In 1892 a 23.5 acre (9.5 hectare) field called the Picked Close or Long Ground was given to the town of Chipping Norton by former resident Mr William Fowler, then living in South Australia. The field was to be let as working men’s allotments of ¼ acre each. A century on, the allotment land, which adjoins Glyme Lane close to Chipping Norton School, was underused. Then, in the winter of 2001-2, seven acres (3 ha) of it were planted up with trees, mostly native broadleaf species, to create “a community wood for the townspeople to walk in and enjoy.”
Not all the tree species chosen have thrived; the soil is rather poor and the site lacks shelter. However, in the sunny open spaces have appeared wildflowers suited to the conditions, which certainly enhance visitors’ experience; they include a variety of orchids. A floral sample is featured at the top of this page; from left to right, mayflower on a sprig of hawthorn, a bee orchid, apple blossom, a pyramidal orchid and cowslips.
Since the onset of ash dieback, diseased trees have had to be felled. We have planted replacements and will continue to fill the sometimes large gaps left. Another ongoing task is the cutting back of invasive blackthorn, particularly along the edges of the Wood.

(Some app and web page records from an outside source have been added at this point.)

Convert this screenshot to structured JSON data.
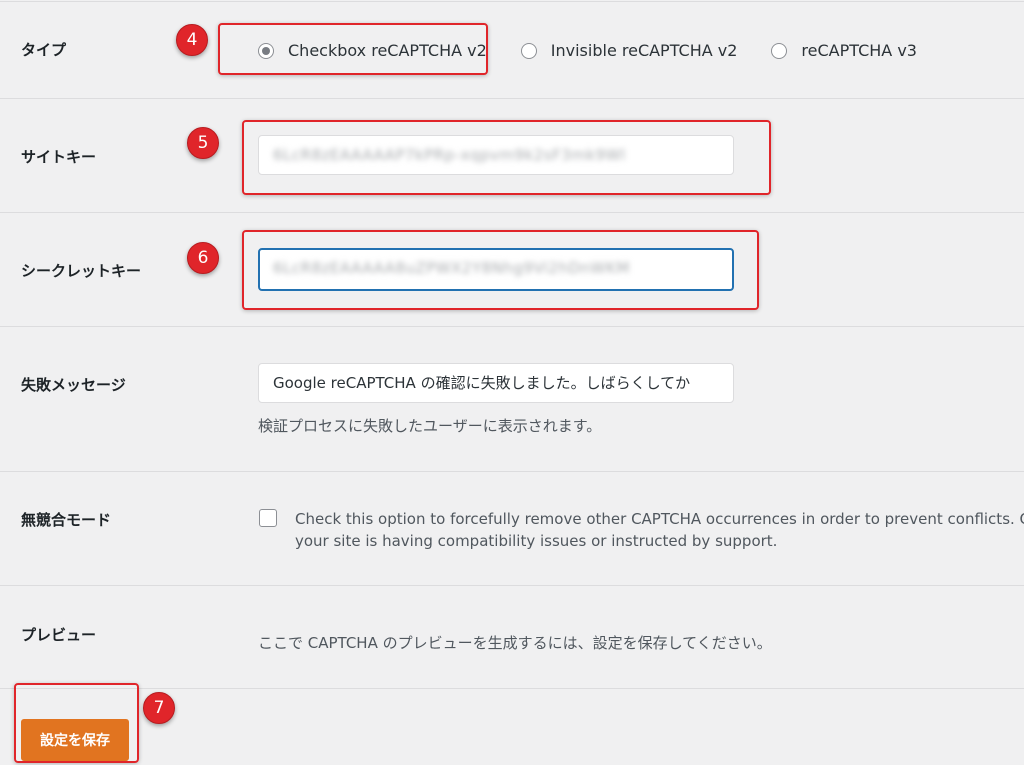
{
  "rows": {
    "type": {
      "label": "タイプ",
      "options": [
        {
          "label": "Checkbox reCAPTCHA v2",
          "checked": true
        },
        {
          "label": "Invisible reCAPTCHA v2",
          "checked": false
        },
        {
          "label": "reCAPTCHA v3",
          "checked": false
        }
      ]
    },
    "site_key": {
      "label": "サイトキー",
      "value": "6LcR8zEAAAAAP7kPRp-xqpvm9k2sF3mk9Wl"
    },
    "secret_key": {
      "label": "シークレットキー",
      "value": "6LcR8zEAAAAA8uZPWX2Y8Nhg9Vi2hDnWKM"
    },
    "fail_message": {
      "label": "失敗メッセージ",
      "value": "Google reCAPTCHA の確認に失敗しました。しばらくしてか",
      "help": "検証プロセスに失敗したユーザーに表示されます。"
    },
    "no_conflict": {
      "label": "無競合モード",
      "checked": false,
      "text_line1": "Check this option to forcefully remove other CAPTCHA occurrences in order to prevent conflicts. On",
      "text_line2": "your site is having compatibility issues or instructed by support."
    },
    "preview": {
      "label": "プレビュー",
      "text": "ここで CAPTCHA のプレビューを生成するには、設定を保存してください。"
    }
  },
  "save_button": "設定を保存",
  "badges": {
    "b4": "4",
    "b5": "5",
    "b6": "6",
    "b7": "7"
  },
  "colors": {
    "accent_button": "#e17420",
    "annotation_red": "#e0252a",
    "focus_blue": "#2271b1"
  }
}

Hazel also grows well, and we and other volunteer groups have coppiced this for use in laying the boundary hedges. We have organised courses at the Wood to learn hedgelaying (see the banner photograph at the head of this page) and also hurdle making, and have used William Fowler Wood hazel to make hurdles, and in hedgelaying, at other community sites such as the Community Orchard.
The twenty-year-old Wood is increasingly fulfilling its purpose as a place which is a pleasure to visit, and is especially popular with dogwalkers.